## Task description
Each line below that includes the word "username" is to be reported.

*** Opening Extracted information ***

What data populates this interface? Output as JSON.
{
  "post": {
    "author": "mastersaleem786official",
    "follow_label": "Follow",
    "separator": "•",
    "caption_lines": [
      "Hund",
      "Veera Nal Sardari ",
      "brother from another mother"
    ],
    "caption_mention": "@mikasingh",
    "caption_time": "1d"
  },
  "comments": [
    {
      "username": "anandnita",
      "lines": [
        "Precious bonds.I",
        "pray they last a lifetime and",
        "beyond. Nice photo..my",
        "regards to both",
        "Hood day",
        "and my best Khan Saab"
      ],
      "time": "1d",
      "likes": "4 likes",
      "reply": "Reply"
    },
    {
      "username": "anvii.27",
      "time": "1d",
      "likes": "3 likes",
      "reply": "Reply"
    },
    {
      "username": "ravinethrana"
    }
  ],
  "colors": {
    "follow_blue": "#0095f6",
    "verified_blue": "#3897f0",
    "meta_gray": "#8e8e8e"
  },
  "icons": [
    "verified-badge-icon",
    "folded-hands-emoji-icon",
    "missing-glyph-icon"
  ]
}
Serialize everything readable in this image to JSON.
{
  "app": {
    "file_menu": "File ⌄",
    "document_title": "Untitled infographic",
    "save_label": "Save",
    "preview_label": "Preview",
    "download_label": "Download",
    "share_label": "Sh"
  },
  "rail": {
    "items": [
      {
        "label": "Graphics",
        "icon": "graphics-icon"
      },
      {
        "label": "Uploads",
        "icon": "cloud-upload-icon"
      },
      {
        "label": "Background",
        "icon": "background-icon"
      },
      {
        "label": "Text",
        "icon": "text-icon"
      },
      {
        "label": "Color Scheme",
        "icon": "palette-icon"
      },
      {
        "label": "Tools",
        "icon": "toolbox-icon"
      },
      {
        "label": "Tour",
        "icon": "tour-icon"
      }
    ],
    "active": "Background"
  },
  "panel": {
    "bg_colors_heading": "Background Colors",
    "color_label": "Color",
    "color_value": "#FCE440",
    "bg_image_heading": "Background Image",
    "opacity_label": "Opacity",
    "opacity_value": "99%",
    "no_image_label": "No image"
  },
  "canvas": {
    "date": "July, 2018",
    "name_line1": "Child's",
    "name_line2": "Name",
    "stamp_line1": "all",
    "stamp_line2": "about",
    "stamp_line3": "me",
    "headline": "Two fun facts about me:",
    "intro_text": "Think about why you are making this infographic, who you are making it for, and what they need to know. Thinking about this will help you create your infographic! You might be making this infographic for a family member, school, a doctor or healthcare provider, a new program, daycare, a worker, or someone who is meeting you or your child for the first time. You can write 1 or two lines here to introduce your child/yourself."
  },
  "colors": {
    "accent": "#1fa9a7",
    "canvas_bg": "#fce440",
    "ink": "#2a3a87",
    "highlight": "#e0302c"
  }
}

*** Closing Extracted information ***

## Task result
      "username": "anandnita",
      "username": "anvii.27",
      "username": "ravinethrana"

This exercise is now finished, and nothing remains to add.